→ **Exercise objective**:
Every line that appears in the listing is to be set down verbatim.

Top of Data in this exercise

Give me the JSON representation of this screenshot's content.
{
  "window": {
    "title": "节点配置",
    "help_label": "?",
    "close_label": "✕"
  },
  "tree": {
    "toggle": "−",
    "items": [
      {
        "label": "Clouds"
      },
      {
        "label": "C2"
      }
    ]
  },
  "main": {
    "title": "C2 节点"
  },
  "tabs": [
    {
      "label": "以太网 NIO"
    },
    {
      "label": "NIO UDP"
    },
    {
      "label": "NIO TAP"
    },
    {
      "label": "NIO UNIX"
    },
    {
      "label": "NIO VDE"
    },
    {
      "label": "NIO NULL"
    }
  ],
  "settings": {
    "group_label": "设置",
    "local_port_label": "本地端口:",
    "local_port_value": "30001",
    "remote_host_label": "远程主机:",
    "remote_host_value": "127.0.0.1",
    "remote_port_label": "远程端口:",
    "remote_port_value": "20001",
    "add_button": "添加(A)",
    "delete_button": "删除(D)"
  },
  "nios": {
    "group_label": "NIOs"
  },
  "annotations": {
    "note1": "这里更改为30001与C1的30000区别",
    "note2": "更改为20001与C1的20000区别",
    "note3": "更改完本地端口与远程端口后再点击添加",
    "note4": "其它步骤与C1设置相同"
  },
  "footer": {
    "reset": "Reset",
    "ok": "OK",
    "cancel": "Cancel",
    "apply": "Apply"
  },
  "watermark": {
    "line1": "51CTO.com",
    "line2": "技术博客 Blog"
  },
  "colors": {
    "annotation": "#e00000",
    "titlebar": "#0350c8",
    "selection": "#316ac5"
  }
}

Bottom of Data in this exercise

→ **Reply to the task**:
Give me the JSON representation of this screenshot's content.
{
  "window": {
    "title": "节点配置",
    "help_label": "?",
    "close_label": "✕"
  },
  "tree": {
    "toggle": "−",
    "items": [
      {
        "label": "Clouds"
      },
      {
        "label": "C2"
      }
    ]
  },
  "main": {
    "title": "C2 节点"
  },
  "tabs": [
    {
      "label": "以太网 NIO"
    },
    {
      "label": "NIO UDP"
    },
    {
      "label": "NIO TAP"
    },
    {
      "label": "NIO UNIX"
    },
    {
      "label": "NIO VDE"
    },
    {
      "label": "NIO NULL"
    }
  ],
  "settings": {
    "group_label": "设置",
    "local_port_label": "本地端口:",
    "local_port_value": "30001",
    "remote_host_label": "远程主机:",
    "remote_host_value": "127.0.0.1",
    "remote_port_label": "远程端口:",
    "remote_port_value": "20001",
    "add_button": "添加(A)",
    "delete_button": "删除(D)"
  },
  "nios": {
    "group_label": "NIOs"
  },
  "annotations": {
    "note1": "这里更改为30001与C1的30000区别",
    "note2": "更改为20001与C1的20000区别",
    "note3": "更改完本地端口与远程端口后再点击添加",
    "note4": "其它步骤与C1设置相同"
  },
  "footer": {
    "reset": "Reset",
    "ok": "OK",
    "cancel": "Cancel",
    "apply": "Apply"
  },
  "watermark": {
    "line1": "51CTO.com",
    "line2": "技术博客 Blog"
  },
  "colors": {
    "annotation": "#e00000",
    "titlebar": "#0350c8",
    "selection": "#316ac5"
  }
}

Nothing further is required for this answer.